“If you have a trade deal, and if the trade deal coincides with one or two rate cuts from the Fed, we see an upside scenario of 3,200-3,300.”
Yep, the same number we came up with.
However, as investors, we must also analyze what could go wrong and derail our investment strategy. Unfortunately, the “bearish” case has “sharper teeth” to it. (Yes, pun intended.)
The Bear Case Against 3300
No Trade Deal/Higher Tariffs
Credit Related Event (Junk Bonds)
Volatility / Loss Of Confidence
Earnings have already deteriorated markedly since 2018, as I discussed previously.
“However, the red dashed line denotes an 11% reduction to those estimates due to a ‘trade war’ where an across-the-board tariff of 10% on all US imports and exports would lower 2018 EPS for S&P 500 companies and, thus, completely offset the positive fiscal stimulus from tax reform.
Surprise! As of the end of the Q4-2018 reporting period, guess where we are? Exactly 11% lower than where we started which, as stated then, has effectively wiped out all the benefit from the tax cuts.”
Since then, 2019 earnings have been downgraded substantially. As Ian Harnett, chief investment strategist at Absolute Strategy Research recently noted:
“We do not think insurance cuts will be enough, we think earnings growth is not going to be 7% this year, it is going to be -5%, and maybe even -10. We are looking at these recession risk models rising, credit impulse numbers in the states are weak, that tends to bring unemployment up and tends to bring equity markets down.”

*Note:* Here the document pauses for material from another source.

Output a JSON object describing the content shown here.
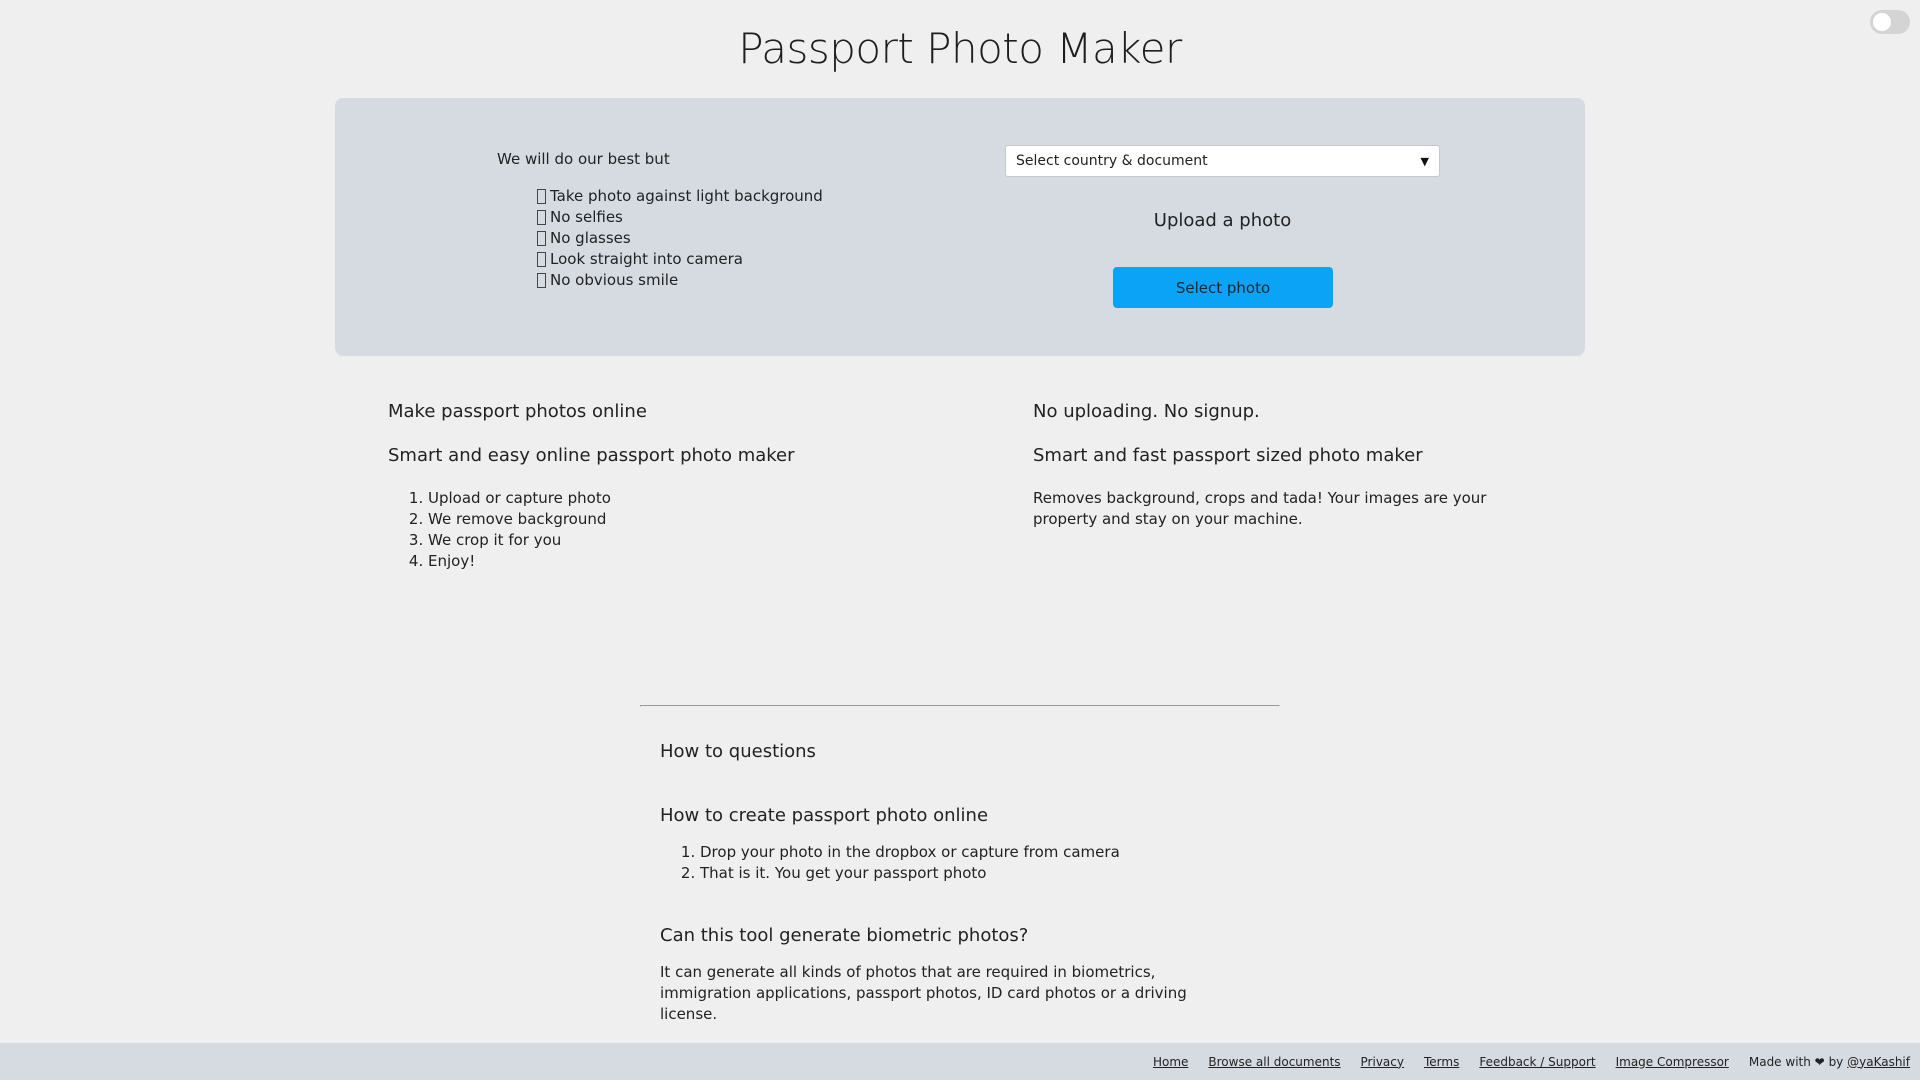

Given there has been no “trade deal” as of yet, the increase in tariffs in June to 25% have yet to show up in reports just yet, and global growth slowing, there is an elevated risk of an “earnings recession” currently.
There is also just the simple issue that markets are very extended above their long-term trends, as shown in the chart below. A geopolitical event, a shift in expectations, or an acceleration in economic weakness in the U.S. could spark a mean-reverting event which would be quite the norm of what we have seen in recent years.
Then there are the tail-risks of a credit-related event caused by a dollar funding shortage, a banking crisis (Deutsche Bank), or a geopolitical event, or a surge in defaults on “leveraged loans” which are twice the size of the “sub-prime” bonds liked to the “financial crisis.” (Read more here)
Just remember, bull-runs are a one-way trip.
Most likely, this is the final run-up before the next bear market sets in. However, where the “top” is eventually found is the big unknown question. We can only make calculated guesses.
Currently, the “math” suggests there are just 200 points of upside to our next target, but there is roughly 800-points of downside.
Be careful how you bet; these are odds that Vegas would love to give you.
I know. I know.
It is easy to get wrapped up in the bullish advance. However, it is worth remembering that making up a loss of capital is not only hard to do, but the “time” lost cannot.
The point is while the media, and bulk of the commentary continue, to “urge you to ride the bull,” they are not going to tell you when to get off.
Moreover, when the ride does come to an end, the media will ask first “why no one saw it coming?”
Then they will ask “why YOU did not see it coming when it so obvious.”
In the end, being right, or wrong, does not affect the media as they are not managing your money. Nor are they held responsible for consistently poor advice. However, being right, or wrong, has a very big effect on you.
Let me repeat for all of those who continue to insist I am bearish and somehow am missing out on the “bull market” advance:
“While our portfolios remain long currently, we do so with hedges and stops in place, a thorough methodology of analysis, and a strict investment discipline we follow to mitigate the risk of long-biased exposure. In other words, whenever the market does turn, we will sell and move to cash.”
If you are going to “ride this bull,” make sure you do it with a strategy in place for when, not if, you get thrown.